• Regling: Greece on the right track provided that it remains committed to agreed reforms
• Government says draft legislation revising installment schemes will be brought to parliament by the end of the month
• Two-year term renewed for top corruption prosecutor
# Klaus Regling, the ESM managing director, says Greece is on the “right track” towards a lasting recovery but cautioned that maintaining reforms is essential. “Greece is also on the right track – provided that the country remains committed to implement the agreed reforms, he said. , Regling highlighted that the fund had provided a stabilizing effect in the euro area, having paid out EUR 295 billion in low-interest loans to bailout-programme countries. “In the case of Greece, the budget saves around EUR 12 billion annually in interest payments, which is almost 7 percent of Greek economic output,” Regling said. He cited the Greek example to argue in favour of providing assistance only in return for “deep reforms.” A decade after the global financial crisis, Regling said: “Monetary union is now more stable and better prepared for the next crisis than a decade ago.”
# Draft legislation will be brought to parliament by the end of the month introducing a 120-installment scheme allowing people to ease the repayment of debts to social security and insurance funds. Visiting Thessaloniki, Labour Minister Effie Achtsioglou said the new scheme would carry a minimum monthly payment of EUR 50, adding that: “This will provide relief to tens of thousands of people at pensionable age who have fulfilled conditions to begin their retirement but cannot start to receive a pension due to debts.” Greek Authorities had provided assurances to lenders that installment schemes would not be revised without further technical analysis. In the enhanced surveillance report published in February, European institutions noted: “It is important to avoid negative risks to public revenues and to safeguard the payment culture, as these were core objectives of the reforms in public revenue collection.”
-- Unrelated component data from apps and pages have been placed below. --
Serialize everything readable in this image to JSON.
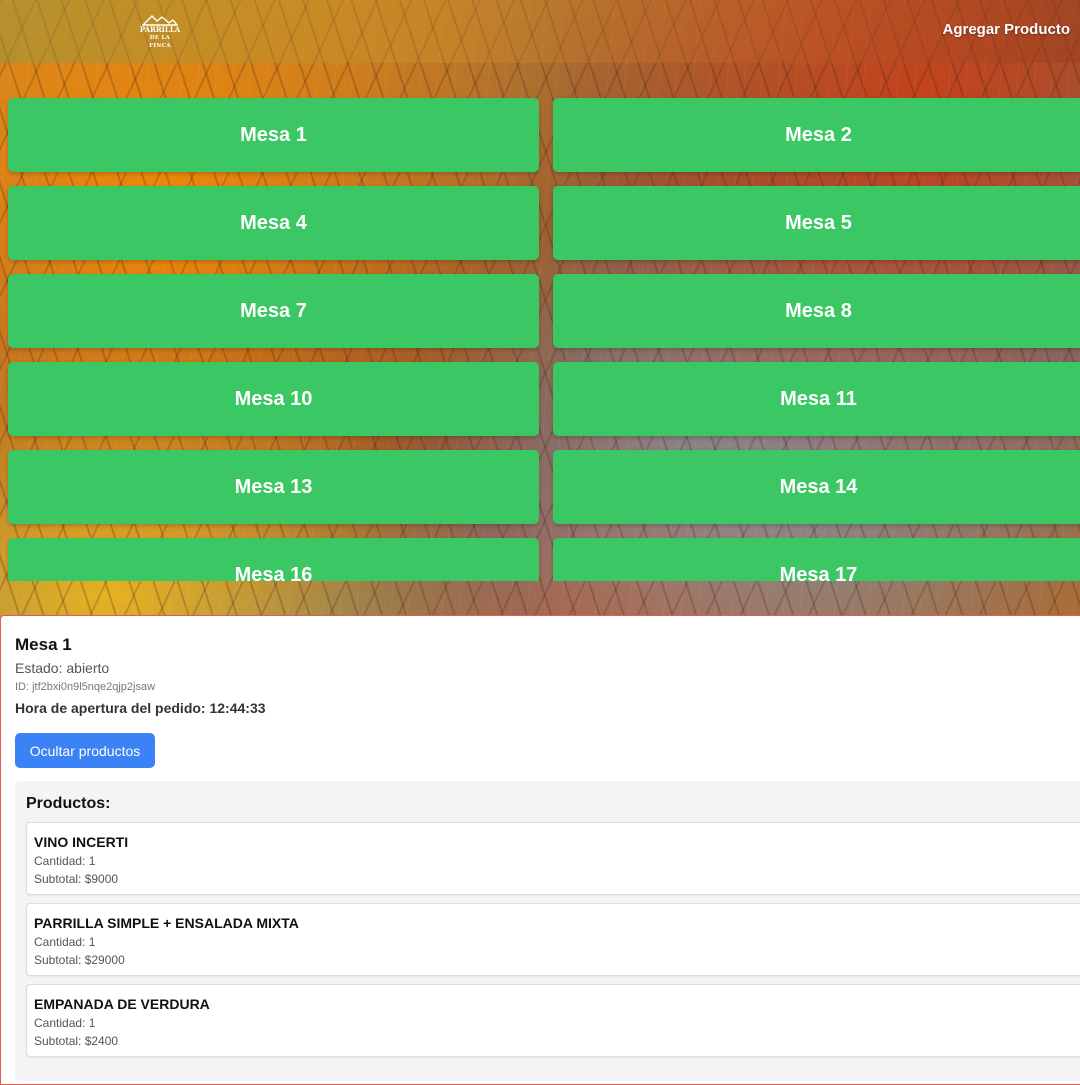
{
  "header": {
    "logo_text_line1": "PARRILLA",
    "logo_text_line2": "DE LA FINCA",
    "add_product_label": "Agregar Producto"
  },
  "tables": [
    "Mesa 1",
    "Mesa 2",
    "Mesa 4",
    "Mesa 5",
    "Mesa 7",
    "Mesa 8",
    "Mesa 10",
    "Mesa 11",
    "Mesa 13",
    "Mesa 14",
    "Mesa 16",
    "Mesa 17"
  ],
  "order": {
    "title": "Mesa 1",
    "status": "Estado: abierto",
    "id": "ID: jtf2bxi0n9l5nqe2qjp2jsaw",
    "open_time": "Hora de apertura del pedido: 12:44:33",
    "hide_button": "Ocultar productos",
    "products_title": "Productos:",
    "products": [
      {
        "name": "VINO INCERTI",
        "qty": "Cantidad: 1",
        "subtotal": "Subtotal: $9000"
      },
      {
        "name": "PARRILLA SIMPLE + ENSALADA MIXTA",
        "qty": "Cantidad: 1",
        "subtotal": "Subtotal: $29000"
      },
      {
        "name": "EMPANADA DE VERDURA",
        "qty": "Cantidad: 1",
        "subtotal": "Subtotal: $2400"
      }
    ]
  },
  "colors": {
    "table_button": "#3cc765",
    "primary_button": "#3b82f6",
    "panel_border": "#e25a5a",
    "products_bg": "#f3f4f6"
  }
}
# A panel of Supreme Court judges has renewed the two-year term of the country’s top anti-corruption prosecutor Eleni Touloupaki. They voted in favour of the controversial prosecutor as a major investigation into the corruption scandal surrounding Swiss drugmaker Novartis nears its conclusion.
On our Radar: High taxes, squeezed middle class
The global squeeze on the middle class has been acutely felt in Greece, according to . Middle-class household income in Greece fell annually by some 6 percent in the decade after 2008, the Organisation for Economic Co-operation and Development said. Households making just EUR 8,000 per year in Greece are considered to be middle income, compared to nearly EUR 18,000 in Germany. found that the tax wedge for a single worker in Greece averaged 40.9 percent in 2018, well above the OECD average of 36.1. Greece had the 13th highest tax wedge among the 36 OECD member countries, compared to 15th place in 2017.